**TASK INSTRUCTIONS**
In the entries that follow, how many lines contain the word "zhihu"? Answer with the number only.

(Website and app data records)
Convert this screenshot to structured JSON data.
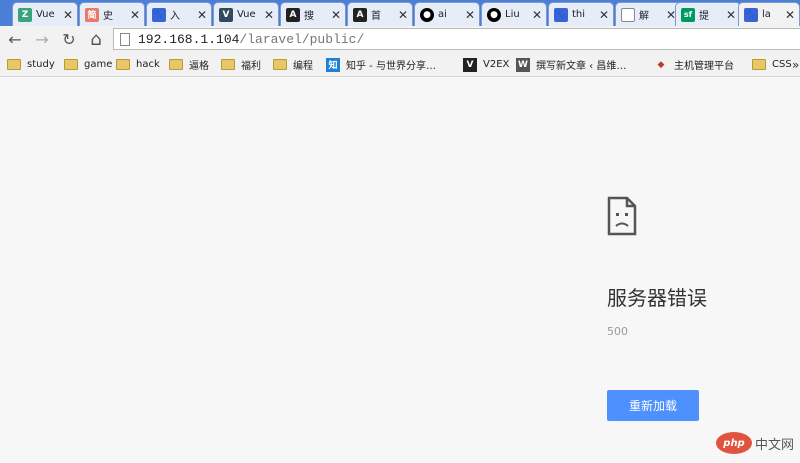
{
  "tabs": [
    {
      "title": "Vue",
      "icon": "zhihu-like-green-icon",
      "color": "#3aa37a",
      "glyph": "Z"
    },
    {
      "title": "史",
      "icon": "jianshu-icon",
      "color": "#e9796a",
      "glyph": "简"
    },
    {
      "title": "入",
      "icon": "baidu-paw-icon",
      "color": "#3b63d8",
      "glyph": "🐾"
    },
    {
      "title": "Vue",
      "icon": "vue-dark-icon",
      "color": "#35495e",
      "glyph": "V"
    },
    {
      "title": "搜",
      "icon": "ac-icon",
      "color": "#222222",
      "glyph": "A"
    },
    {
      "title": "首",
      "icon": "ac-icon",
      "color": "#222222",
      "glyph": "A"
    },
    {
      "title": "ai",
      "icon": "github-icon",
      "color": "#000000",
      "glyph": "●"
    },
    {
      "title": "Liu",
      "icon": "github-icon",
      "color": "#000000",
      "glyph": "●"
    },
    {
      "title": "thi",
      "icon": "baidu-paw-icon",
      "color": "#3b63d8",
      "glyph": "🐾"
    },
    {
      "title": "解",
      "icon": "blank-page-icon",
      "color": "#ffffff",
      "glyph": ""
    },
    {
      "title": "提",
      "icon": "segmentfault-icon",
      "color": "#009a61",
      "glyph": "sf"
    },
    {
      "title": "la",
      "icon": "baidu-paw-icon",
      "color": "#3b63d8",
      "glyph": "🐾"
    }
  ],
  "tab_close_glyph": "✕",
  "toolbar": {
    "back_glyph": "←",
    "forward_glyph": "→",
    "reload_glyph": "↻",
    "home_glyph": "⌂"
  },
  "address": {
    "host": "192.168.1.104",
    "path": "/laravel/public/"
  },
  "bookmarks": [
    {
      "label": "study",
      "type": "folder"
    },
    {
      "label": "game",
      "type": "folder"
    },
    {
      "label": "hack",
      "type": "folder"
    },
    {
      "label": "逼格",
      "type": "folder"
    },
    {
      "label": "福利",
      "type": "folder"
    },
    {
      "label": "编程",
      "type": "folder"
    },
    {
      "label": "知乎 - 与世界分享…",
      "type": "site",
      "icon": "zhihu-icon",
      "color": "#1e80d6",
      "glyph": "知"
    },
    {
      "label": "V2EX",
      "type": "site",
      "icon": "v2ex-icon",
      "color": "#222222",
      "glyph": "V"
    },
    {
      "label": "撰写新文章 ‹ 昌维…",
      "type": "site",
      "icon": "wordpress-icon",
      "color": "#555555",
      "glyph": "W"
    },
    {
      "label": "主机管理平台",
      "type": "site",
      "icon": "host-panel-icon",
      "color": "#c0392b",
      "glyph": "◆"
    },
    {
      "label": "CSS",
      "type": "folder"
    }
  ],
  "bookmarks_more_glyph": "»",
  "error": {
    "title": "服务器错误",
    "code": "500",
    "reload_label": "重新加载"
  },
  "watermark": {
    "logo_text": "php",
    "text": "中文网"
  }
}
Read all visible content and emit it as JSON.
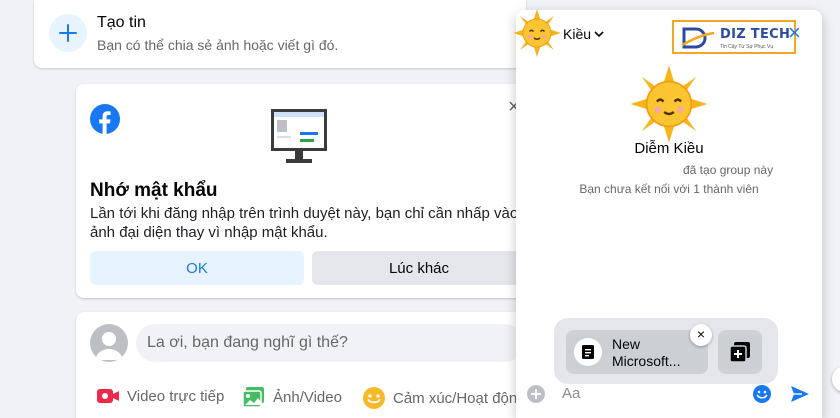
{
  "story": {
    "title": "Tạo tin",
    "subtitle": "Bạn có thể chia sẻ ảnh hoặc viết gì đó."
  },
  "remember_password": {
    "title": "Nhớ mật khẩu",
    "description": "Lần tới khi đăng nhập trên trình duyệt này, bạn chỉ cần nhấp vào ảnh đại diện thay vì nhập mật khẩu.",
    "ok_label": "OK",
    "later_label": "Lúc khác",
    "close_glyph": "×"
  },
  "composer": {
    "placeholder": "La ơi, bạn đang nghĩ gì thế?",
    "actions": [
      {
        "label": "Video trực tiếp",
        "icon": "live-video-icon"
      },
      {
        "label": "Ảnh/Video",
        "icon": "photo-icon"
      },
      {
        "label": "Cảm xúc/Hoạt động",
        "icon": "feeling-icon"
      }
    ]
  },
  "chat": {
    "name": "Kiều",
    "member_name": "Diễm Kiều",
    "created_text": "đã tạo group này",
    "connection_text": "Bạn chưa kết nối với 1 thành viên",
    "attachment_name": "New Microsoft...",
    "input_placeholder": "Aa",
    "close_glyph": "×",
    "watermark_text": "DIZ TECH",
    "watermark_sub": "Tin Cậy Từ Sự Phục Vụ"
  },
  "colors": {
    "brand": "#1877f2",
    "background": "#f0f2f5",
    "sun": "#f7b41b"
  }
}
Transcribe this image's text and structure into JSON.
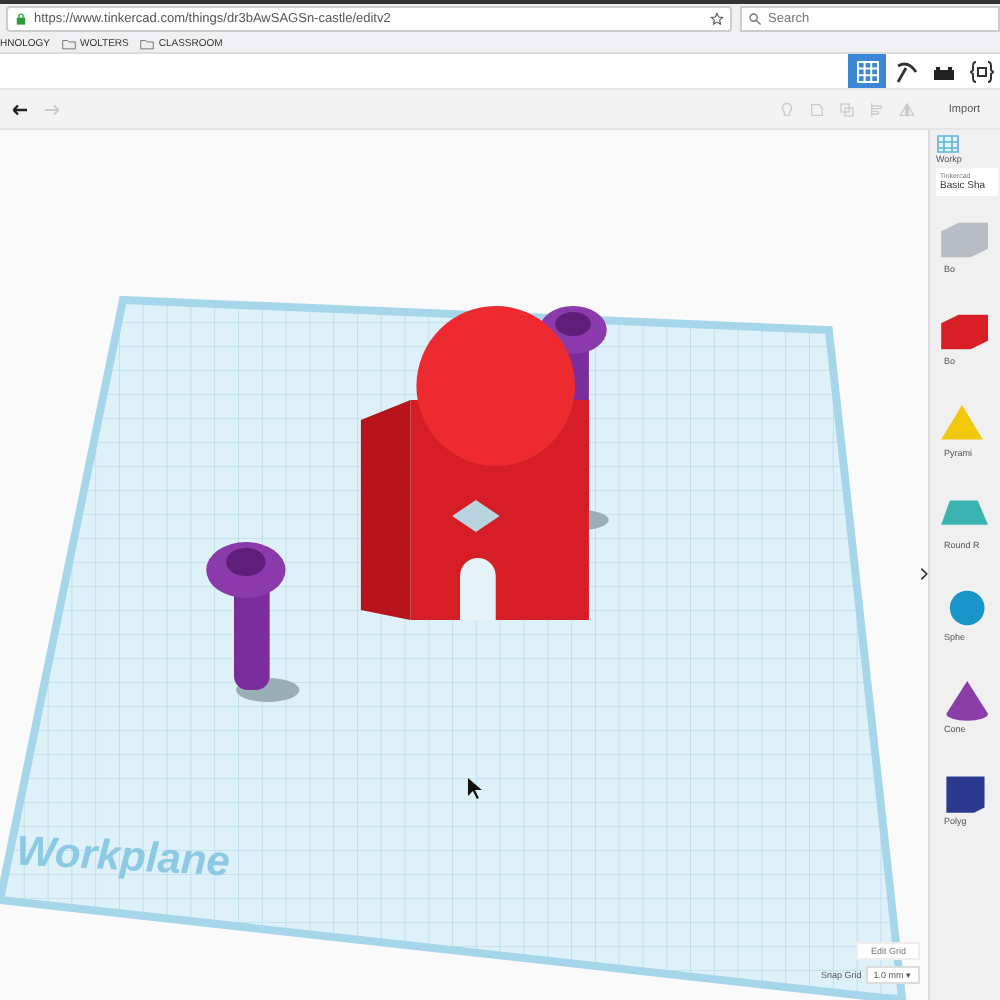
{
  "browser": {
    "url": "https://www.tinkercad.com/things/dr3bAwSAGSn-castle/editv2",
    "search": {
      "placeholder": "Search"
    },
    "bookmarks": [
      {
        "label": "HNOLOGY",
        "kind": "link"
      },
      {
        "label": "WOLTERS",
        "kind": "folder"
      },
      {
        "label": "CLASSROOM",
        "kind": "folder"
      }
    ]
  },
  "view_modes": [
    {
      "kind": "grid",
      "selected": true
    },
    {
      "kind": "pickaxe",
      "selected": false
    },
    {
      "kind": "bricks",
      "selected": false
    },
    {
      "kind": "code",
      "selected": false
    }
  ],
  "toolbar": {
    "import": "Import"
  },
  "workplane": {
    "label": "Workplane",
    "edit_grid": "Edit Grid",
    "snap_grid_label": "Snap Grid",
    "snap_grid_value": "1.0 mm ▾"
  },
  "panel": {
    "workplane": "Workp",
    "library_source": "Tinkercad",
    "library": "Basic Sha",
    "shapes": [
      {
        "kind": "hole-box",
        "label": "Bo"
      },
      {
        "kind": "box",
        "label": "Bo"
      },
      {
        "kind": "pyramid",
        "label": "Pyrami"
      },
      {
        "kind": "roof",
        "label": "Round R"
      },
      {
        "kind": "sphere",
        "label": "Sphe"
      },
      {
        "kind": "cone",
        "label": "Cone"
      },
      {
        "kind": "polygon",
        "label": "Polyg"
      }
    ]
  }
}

**WRITTEN RESPONSE**
2